True, these are easily repaired, but their durability means that I rarely have problems to begin with. No plastic. The bodies are metal. I am sure the plastic ones are pretty good, but the metal ones are very good. With the bumps and scraps that a typewriter like these will encounter having a metal body makes sense. Speaking of very good keep an eye out for the Webster.

This Webster is sporting a custom-made replacement right shift key. The previous one was lost.
The new one is made from InstaMorph.

Richard once offered me a Webster and I snubbed it. That little bit of typewriter snobbery still haunts me. After I got one for the classroom I realized that they are good typewriters; small, lithe, and easy to use. The two tone blue is also very nice. Many of my students like the red tab button.

So, am I saying that you should snub donations? Not at all. Take whatever is given to you. Appreciate it. Love it. Share that love. Just keep one eye out for all-metal Brothers. They are real gems and can add some durability to a heavy use typewriter collection.

Robert has all you ever wanted to know about Brother at this link. 

Monday, January 6, 2014

November Lecture Notes

I promised Dr. Polt that the next post would be about my November Lecture. I am the type of lecturer where I create an outline and go from there. It's a by-product of the extemporaneous nature of teaching.

I divided the lecture into two three parts. The first part was a overviews of the Typewriter Renaissance and how it came to be. I spent some time talking about the origins and influences of the movement. The second part was devoted to the CTP and what I have done with typewriters in education. I shared the results of the original experiment and the inventories that came later. I drew some interesting conclusions about student metacognition. This was the largest part of the lecture. The final part was a small survey of the typewriters on display.

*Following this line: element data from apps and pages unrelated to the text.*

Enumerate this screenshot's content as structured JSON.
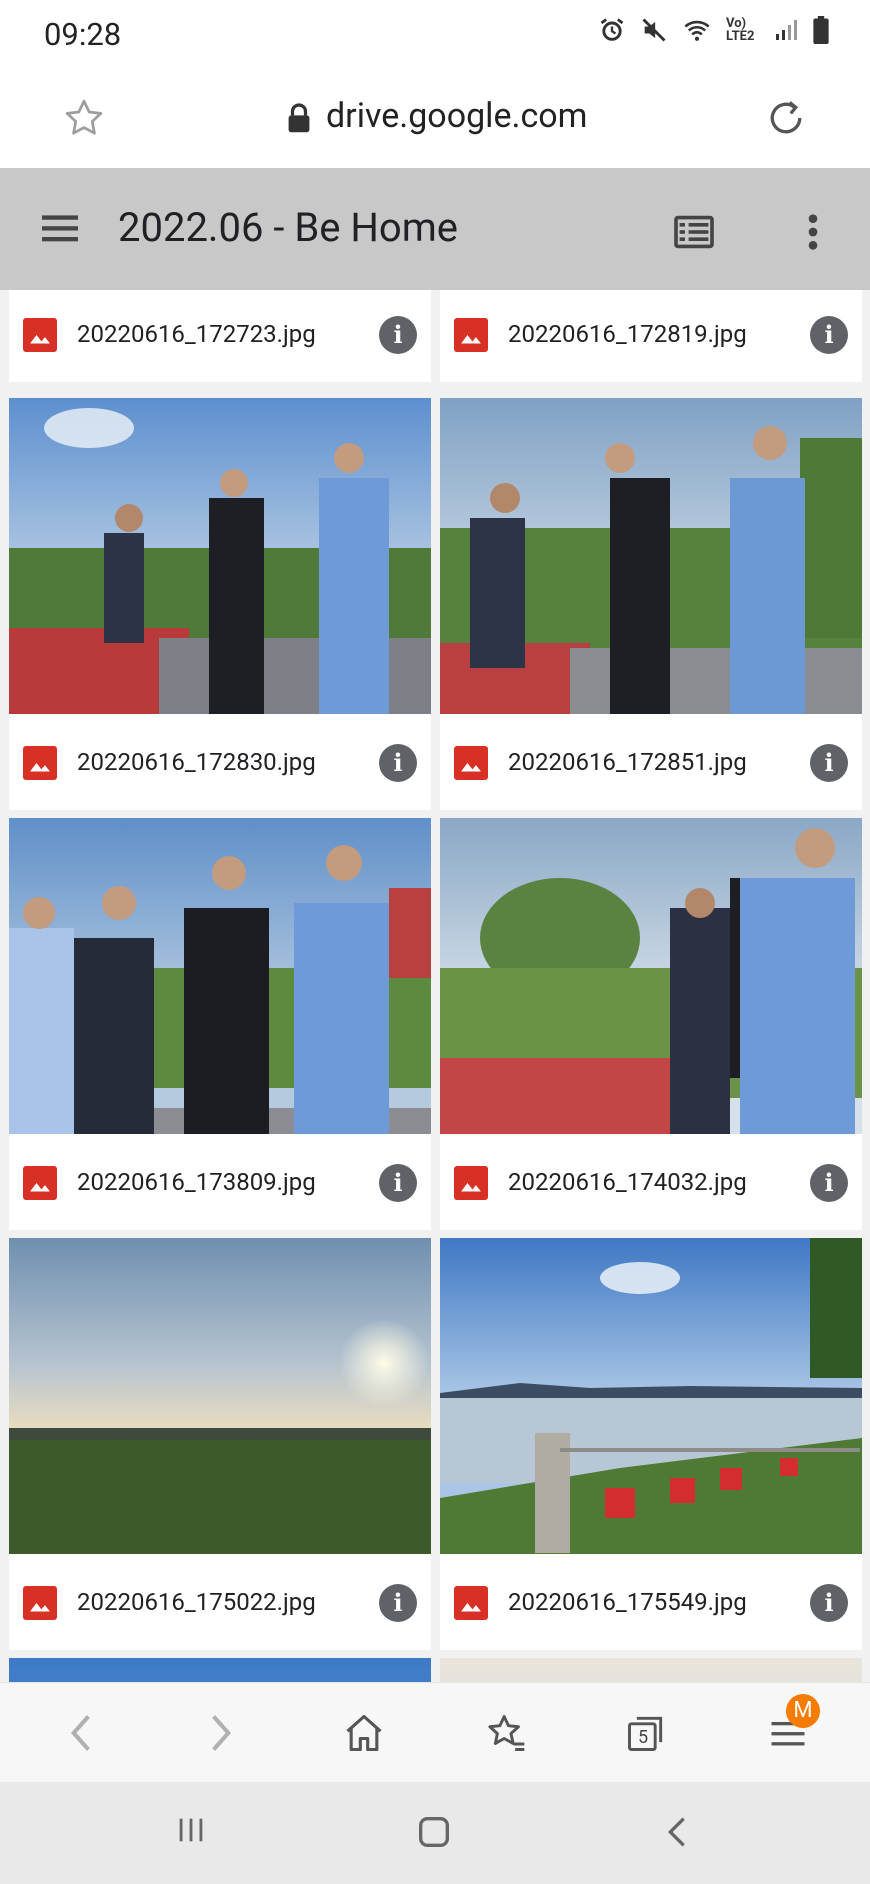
{
  "status_bar": {
    "time": "09:28",
    "network_label": "Vo) LTE2"
  },
  "browser": {
    "url": "drive.google.com",
    "tabs_count": "5",
    "profile_initial": "M"
  },
  "drive": {
    "folder_title": "2022.06 - Be Home"
  },
  "files": [
    {
      "name": "20220616_172723.jpg"
    },
    {
      "name": "20220616_172819.jpg"
    },
    {
      "name": "20220616_172830.jpg"
    },
    {
      "name": "20220616_172851.jpg"
    },
    {
      "name": "20220616_173809.jpg"
    },
    {
      "name": "20220616_174032.jpg"
    },
    {
      "name": "20220616_175022.jpg"
    },
    {
      "name": "20220616_175549.jpg"
    }
  ],
  "info_glyph": "i",
  "colors": {
    "appbar": "#c8c8c8",
    "file_type_icon": "#d93025",
    "badge": "#f57c00"
  }
}
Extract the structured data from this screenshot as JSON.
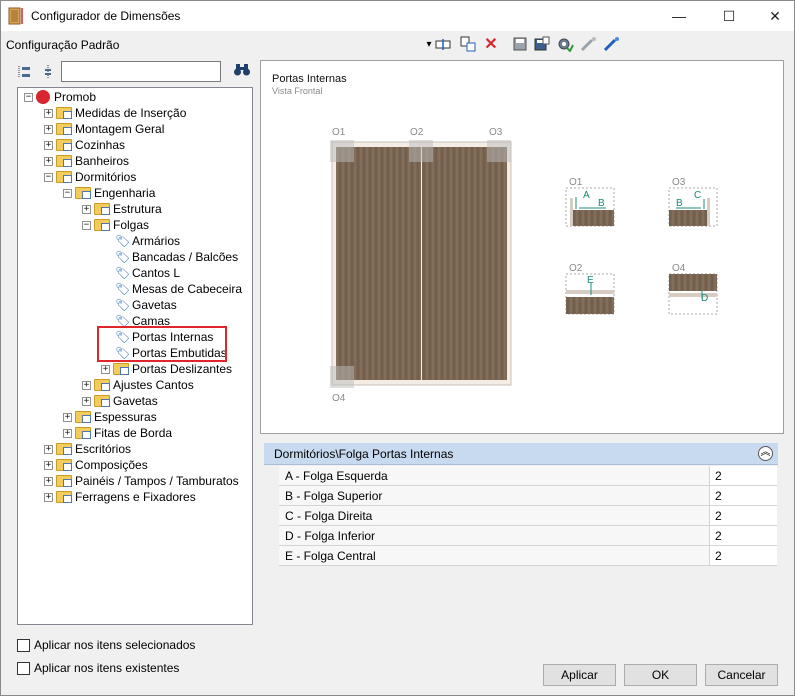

I picked out some of the more interesting choices and shared their history and importance in the great chain of typewriter being.


I probably should have recorded the thing, but it was nice to be in the moment and not worry about a camera.

Friday, January 3, 2014

2013 Review: A Long, Slow Slide

My fortune cookie said that the year ahead would bring new experiences. Before I prepare for the new take a look at what happened in the previous year:

January



February



March

April

May

June


July


August

September

October

November

December

I reviewed my posts from the last year. The frequency with which I have posted has slowed to a little more than once a week. All this year I have been a little stuck and that has come out in my work. It was a long, slow slide to blah. I tried my hand at vlogging, but I found it to be too time consuming and being in front of the camera was not what I wanted. I tried to walk through a typewriter restoration, but I ran out of steam somewhere in the middle. The USB typewriter worked, but I wasn't bowled over by the experience of making it. Lackluster. That would be the summation of by blogging year. 

Even though I waded hip-deep into a treacly morass there were some bright spots. The NBC story was fun. I enjoyed the process of turning my blog into a book. I made some funny images. I had that awesome display and lecture.

With the bad there is good. New days are ahead. I hope that you have enjoyed every fun-packed bit that MM 2013 had to offer. Now we can move onto 2014.